What to produce.
Lines holding the string "quality" in the listing below are to be copied.
• • • •
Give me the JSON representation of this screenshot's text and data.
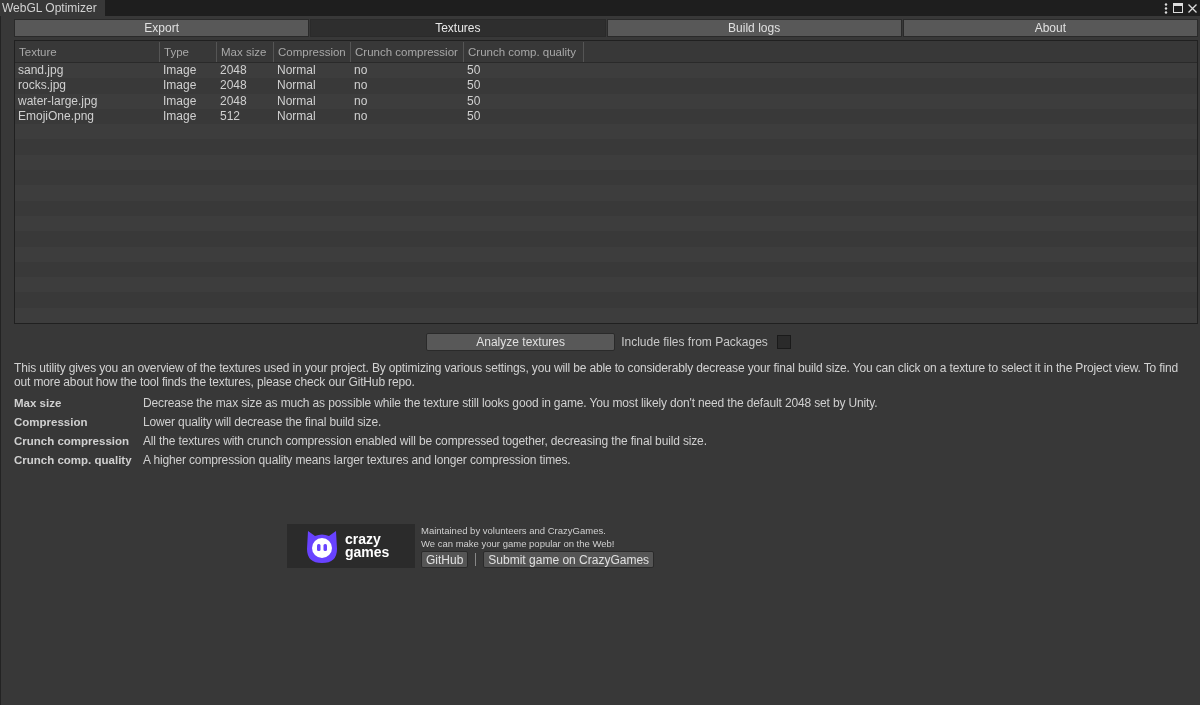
{
  "window": {
    "title": "WebGL Optimizer"
  },
  "tabs": [
    {
      "label": "Export",
      "selected": false
    },
    {
      "label": "Textures",
      "selected": true
    },
    {
      "label": "Build logs",
      "selected": false
    },
    {
      "label": "About",
      "selected": false
    }
  ],
  "table": {
    "columns": [
      "Texture",
      "Type",
      "Max size",
      "Compression",
      "Crunch compressior",
      "Crunch comp. quality"
    ],
    "rows": [
      [
        "sand.jpg",
        "Image",
        "2048",
        "Normal",
        "no",
        "50"
      ],
      [
        "rocks.jpg",
        "Image",
        "2048",
        "Normal",
        "no",
        "50"
      ],
      [
        "water-large.jpg",
        "Image",
        "2048",
        "Normal",
        "no",
        "50"
      ],
      [
        "EmojiOne.png",
        "Image",
        "512",
        "Normal",
        "no",
        "50"
      ]
    ]
  },
  "analyze_button": "Analyze textures",
  "include_packages": {
    "label": "Include files from Packages",
    "checked": false
  },
  "description": "This utility gives you an overview of the textures used in your project. By optimizing various settings, you will be able to considerably decrease your final build size. You can click on a texture to select it in the Project view. To find out more about how the tool finds the textures, please check our GitHub repo.",
  "definitions": [
    {
      "term": "Max size",
      "text": "Decrease the max size as much as possible while the texture still looks good in game. You most likely don't need the default 2048 set by Unity."
    },
    {
      "term": "Compression",
      "text": "Lower quality will decrease the final build size."
    },
    {
      "term": "Crunch compression",
      "text": "All the textures with crunch compression enabled will be compressed together, decreasing the final build size."
    },
    {
      "term": "Crunch comp. quality",
      "text": "A higher compression quality means larger textures and longer compression times."
    }
  ],
  "footer": {
    "logo_text": [
      "crazy",
      "games"
    ],
    "lines": [
      "Maintained by volunteers and CrazyGames.",
      "We can make your game popular on the Web!"
    ],
    "buttons": [
      "GitHub",
      "Submit game on CrazyGames"
    ]
  }
}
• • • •
Solution for this exercise.
      "Crunch comp. quality"
      "text": "Lower quality will decrease the final build size."
      "term": "Crunch comp. quality",
      "text": "A higher compression quality means larger textures and longer compression times."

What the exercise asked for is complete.